  9. Jessica Gehr, “Doubling Down: How Work Requirements in Public Benefit Programs Hurt Low-Wage Workers,” Center for Law and Social Policy, June 2017,
  10. Economic Policy Institute analysis of Current Population Survey data.
  11.  Arkansas Department of Human Services, “Arkansas Works Program July 2018 Report,” August, 2018.
  12. LaDonna Pavetti, “Work Requirements Don’t Cut Poverty, Evidence Shows,” Center on Budget and Policy Priorities, June 7, 2016,
  13.  United States Department of Labor Employment and Training Administration, “Labor Surplus Area, Fiscal Year (FY) 2018 Labor Surplus Areas (LSA),”
  14.  Nathan Joo and Elaine Waxman, “How Kentucky’s Economic Realities Pose a Challenge for Work Requirements,” Urban Institute, Aug. 9, 2018,
  15. Samantha Artiga, Petry Ubri and Julia Zur, “The Effects of Premiums and Cost Sharing on Low-Income Populations: Updated Review of Research Findings,” Henry J. Kaiser Family Foundation, June 1, 2017,
  16.  Jessica Schubel and Jesse Cross-Call, “Indiana’s Medicaid Expansion Waiver Proposal Needs Significant Revision,” Center on Budget and Policy Priorities, Oct. 17, 2014,
  17. Ashley Spalding, “Indiana Approach to Medicaid Expansion Limits Access to Needed Care,” Kentucky Center for Economic Policy, Aug. 26, 2015,
  18. Andrea Callow, “Charging Medicaid Premiums Hurts Patients and State Budgets,” Families USA, April 2016,
  19. Lewin Group, “Healthy Indiana Plan 2.0: POWER Account Contribution Assessment,” March 31, 2017,
  20.  Julie Hudson and Asako Moriya, “Medicaid Expansion for Adults Had Measurable ‘Welcome Mat’ Effects On Their Children,” Health Affairs, September 2017,
  21. “Harm to Children From Taking Away Medicaid From People for Not Meeting Work Requirements,” Center on Budget and Policy Priorities, April 11, 2018,
  22. Sommers, “Three-Year Impacts of the Affordable Care Act: Improved Medical Care and Health Among Low-Income Adults,” 2017.
  23. Center on Budget and Policy Priorities, “Harm to People With Disabilities and Serious Illnesses From Taking Away Medicaid for Not Meeting Work Requirements,” Jan. 26, 2018,
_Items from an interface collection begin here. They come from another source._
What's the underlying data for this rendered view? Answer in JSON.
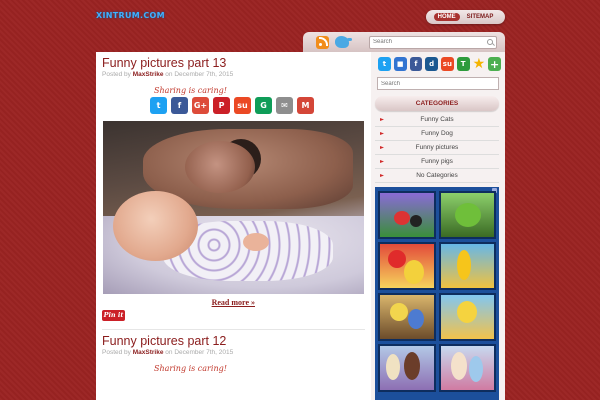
{
  "site": {
    "logo": "XINTRUM.COM"
  },
  "topnav": {
    "items": [
      {
        "label": "HOME"
      },
      {
        "label": "SITEMAP"
      }
    ]
  },
  "header": {
    "search_placeholder": "Search",
    "icons": [
      "rss-icon",
      "twitter-bird-icon",
      "magnifier-icon"
    ]
  },
  "posts": [
    {
      "title": "Funny pictures part 13",
      "posted_by": "Posted by",
      "author": "MaxStrike",
      "on": "on",
      "date": "December 7th, 2015",
      "sharing_label": "Sharing is caring!",
      "share_buttons": [
        {
          "name": "twitter",
          "glyph": "t",
          "color": "#1da1f2"
        },
        {
          "name": "facebook",
          "glyph": "f",
          "color": "#3b5998"
        },
        {
          "name": "google-plus",
          "glyph": "G+",
          "color": "#dd4b39"
        },
        {
          "name": "pinterest",
          "glyph": "P",
          "color": "#cb2027"
        },
        {
          "name": "stumbleupon",
          "glyph": "su",
          "color": "#eb4924"
        },
        {
          "name": "google",
          "glyph": "G",
          "color": "#0f9d58"
        },
        {
          "name": "email",
          "glyph": "✉",
          "color": "#8e8e8e"
        },
        {
          "name": "gmail",
          "glyph": "M",
          "color": "#d44638"
        }
      ],
      "read_more": "Read more »",
      "pin_label": "Pin it"
    },
    {
      "title": "Funny pictures part 12",
      "posted_by": "Posted by",
      "author": "MaxStrike",
      "on": "on",
      "date": "December 7th, 2015",
      "sharing_label": "Sharing is caring!"
    }
  ],
  "sidebar": {
    "social_icons": [
      {
        "name": "twitter",
        "glyph": "t",
        "color": "#1da1f2"
      },
      {
        "name": "delicious",
        "glyph": "■",
        "color": "#3274d1"
      },
      {
        "name": "facebook",
        "glyph": "f",
        "color": "#3b5998"
      },
      {
        "name": "digg",
        "glyph": "d",
        "color": "#1b5891"
      },
      {
        "name": "stumbleupon",
        "glyph": "su",
        "color": "#eb4924"
      },
      {
        "name": "technorati",
        "glyph": "T",
        "color": "#2d9b3c"
      },
      {
        "name": "favorite",
        "glyph": "★",
        "color": "transparent"
      },
      {
        "name": "add",
        "glyph": "+",
        "color": "#4caf50"
      }
    ],
    "search_placeholder": "Search",
    "categories": {
      "title": "CATEGORIES",
      "items": [
        {
          "label": "Funny Cats"
        },
        {
          "label": "Funny Dog"
        },
        {
          "label": "Funny pictures"
        },
        {
          "label": "Funny pigs"
        },
        {
          "label": "No Categories"
        }
      ]
    }
  },
  "colors": {
    "background": "#9b2322",
    "accent": "#8b1d1d",
    "link": "#8b1d1d",
    "ad_panel": "#1c4f9b"
  }
}
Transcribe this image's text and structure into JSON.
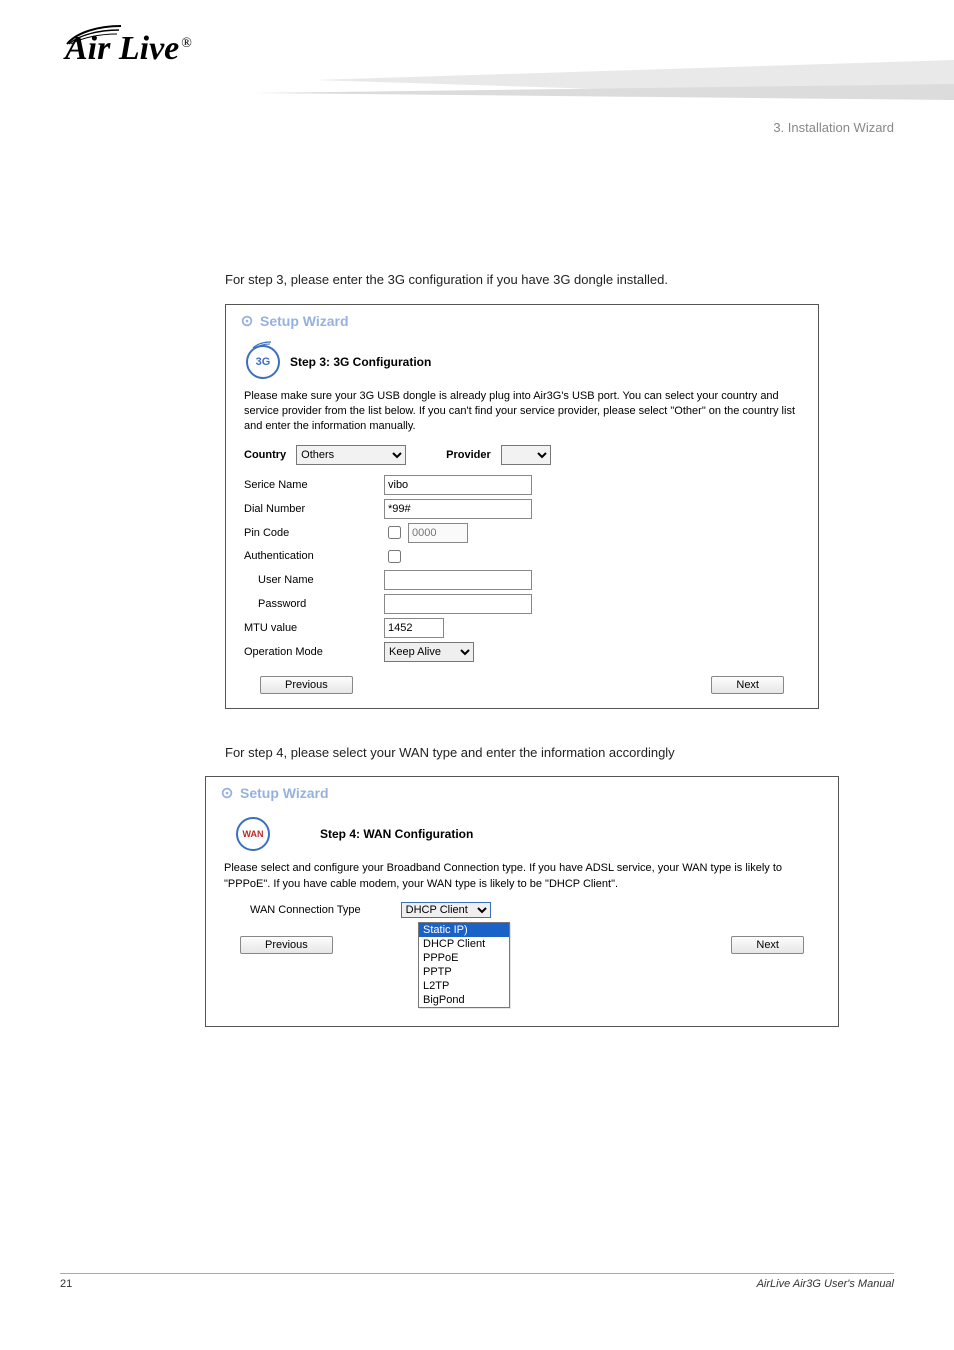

  24.  Center on Budget and Policy Priorities, “Harm to People With Substance Use Disorders From Taking Away Medicaid for Not Meeting Work Requirements,” May 9, 2018,
  25.  Barbara Sears, “Ohio Medicaid Group VIII Assessment: A Report to the Ohio General Assembly,” The Ohio Department of Medicaid,
  26.  Thomas DeLeire, “The Effect of Disenrollment from Medicaid on Employment, Insurance Coverage, Health and Health Care Utilization,” National Bureau of Economic Research published online, Aug. 2018,
  27. Aviva Aron-Dine, “Eligibility Restrictions in Recent Medicaid Waivers Would Cause Many Thousands of People to Become Uninsured,” Center on Budget and Policy Priorities, Aug. 9, 2018,
  28. Anuj Gangopadhyaya, Emily Johnston, Genevieve Kenney and Stephen Zuckerman, “Kentucky Medicaid Work Requirements: What Are the Coverage Risks for Working Enrollees?” Urban Institute, Aug. 2018,
  29.  Henry J Kaiser Family Foundation, “Marketplace Average Benchmark Premiums,” Accessed August 16, 2018,,%22sort%22:%22asc%22%7D#notes.